Data records for software interfaces:
= = = = =

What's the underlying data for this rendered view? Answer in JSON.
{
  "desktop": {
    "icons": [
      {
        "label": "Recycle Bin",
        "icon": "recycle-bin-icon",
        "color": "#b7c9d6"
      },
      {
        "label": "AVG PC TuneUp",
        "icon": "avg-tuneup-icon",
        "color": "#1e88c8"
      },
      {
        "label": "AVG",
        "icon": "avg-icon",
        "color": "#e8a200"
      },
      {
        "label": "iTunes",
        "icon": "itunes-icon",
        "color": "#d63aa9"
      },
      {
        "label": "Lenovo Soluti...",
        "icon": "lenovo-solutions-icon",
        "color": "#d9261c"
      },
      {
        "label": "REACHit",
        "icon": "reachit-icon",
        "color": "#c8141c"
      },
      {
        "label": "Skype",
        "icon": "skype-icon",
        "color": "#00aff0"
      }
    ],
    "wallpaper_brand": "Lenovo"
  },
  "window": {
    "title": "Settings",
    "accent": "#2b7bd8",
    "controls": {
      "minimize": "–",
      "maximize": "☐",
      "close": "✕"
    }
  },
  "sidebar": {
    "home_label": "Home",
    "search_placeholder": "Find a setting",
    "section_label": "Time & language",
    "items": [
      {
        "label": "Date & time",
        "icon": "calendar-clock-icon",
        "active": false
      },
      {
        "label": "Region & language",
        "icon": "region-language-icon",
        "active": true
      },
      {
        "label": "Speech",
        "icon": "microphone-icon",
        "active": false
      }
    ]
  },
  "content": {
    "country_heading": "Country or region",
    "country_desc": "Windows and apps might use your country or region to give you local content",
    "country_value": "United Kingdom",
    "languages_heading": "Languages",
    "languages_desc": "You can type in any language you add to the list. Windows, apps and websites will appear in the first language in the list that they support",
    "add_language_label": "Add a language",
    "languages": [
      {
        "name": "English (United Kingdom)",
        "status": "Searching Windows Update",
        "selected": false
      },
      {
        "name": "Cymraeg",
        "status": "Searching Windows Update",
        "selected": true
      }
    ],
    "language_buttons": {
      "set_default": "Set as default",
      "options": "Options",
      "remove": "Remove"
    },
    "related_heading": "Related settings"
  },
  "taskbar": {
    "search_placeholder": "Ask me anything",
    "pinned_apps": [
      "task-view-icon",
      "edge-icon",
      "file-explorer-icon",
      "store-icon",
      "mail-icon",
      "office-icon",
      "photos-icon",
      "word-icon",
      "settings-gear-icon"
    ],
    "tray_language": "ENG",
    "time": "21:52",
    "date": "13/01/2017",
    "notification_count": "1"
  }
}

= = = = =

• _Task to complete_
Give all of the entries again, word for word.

• _Written response_
What's the underlying data for this rendered view? Answer in JSON.
{
  "desktop": {
    "icons": [
      {
        "label": "Recycle Bin",
        "icon": "recycle-bin-icon",
        "color": "#b7c9d6"
      },
      {
        "label": "AVG PC TuneUp",
        "icon": "avg-tuneup-icon",
        "color": "#1e88c8"
      },
      {
        "label": "AVG",
        "icon": "avg-icon",
        "color": "#e8a200"
      },
      {
        "label": "iTunes",
        "icon": "itunes-icon",
        "color": "#d63aa9"
      },
      {
        "label": "Lenovo Soluti...",
        "icon": "lenovo-solutions-icon",
        "color": "#d9261c"
      },
      {
        "label": "REACHit",
        "icon": "reachit-icon",
        "color": "#c8141c"
      },
      {
        "label": "Skype",
        "icon": "skype-icon",
        "color": "#00aff0"
      }
    ],
    "wallpaper_brand": "Lenovo"
  },
  "window": {
    "title": "Settings",
    "accent": "#2b7bd8",
    "controls": {
      "minimize": "–",
      "maximize": "☐",
      "close": "✕"
    }
  },
  "sidebar": {
    "home_label": "Home",
    "search_placeholder": "Find a setting",
    "section_label": "Time & language",
    "items": [
      {
        "label": "Date & time",
        "icon": "calendar-clock-icon",
        "active": false
      },
      {
        "label": "Region & language",
        "icon": "region-language-icon",
        "active": true
      },
      {
        "label": "Speech",
        "icon": "microphone-icon",
        "active": false
      }
    ]
  },
  "content": {
    "country_heading": "Country or region",
    "country_desc": "Windows and apps might use your country or region to give you local content",
    "country_value": "United Kingdom",
    "languages_heading": "Languages",
    "languages_desc": "You can type in any language you add to the list. Windows, apps and websites will appear in the first language in the list that they support",
    "add_language_label": "Add a language",
    "languages": [
      {
        "name": "English (United Kingdom)",
        "status": "Searching Windows Update",
        "selected": false
      },
      {
        "name": "Cymraeg",
        "status": "Searching Windows Update",
        "selected": true
      }
    ],
    "language_buttons": {
      "set_default": "Set as default",
      "options": "Options",
      "remove": "Remove"
    },
    "related_heading": "Related settings"
  },
  "taskbar": {
    "search_placeholder": "Ask me anything",
    "pinned_apps": [
      "task-view-icon",
      "edge-icon",
      "file-explorer-icon",
      "store-icon",
      "mail-icon",
      "office-icon",
      "photos-icon",
      "word-icon",
      "settings-gear-icon"
    ],
    "tray_language": "ENG",
    "time": "21:52",
    "date": "13/01/2017",
    "notification_count": "1"
  }
}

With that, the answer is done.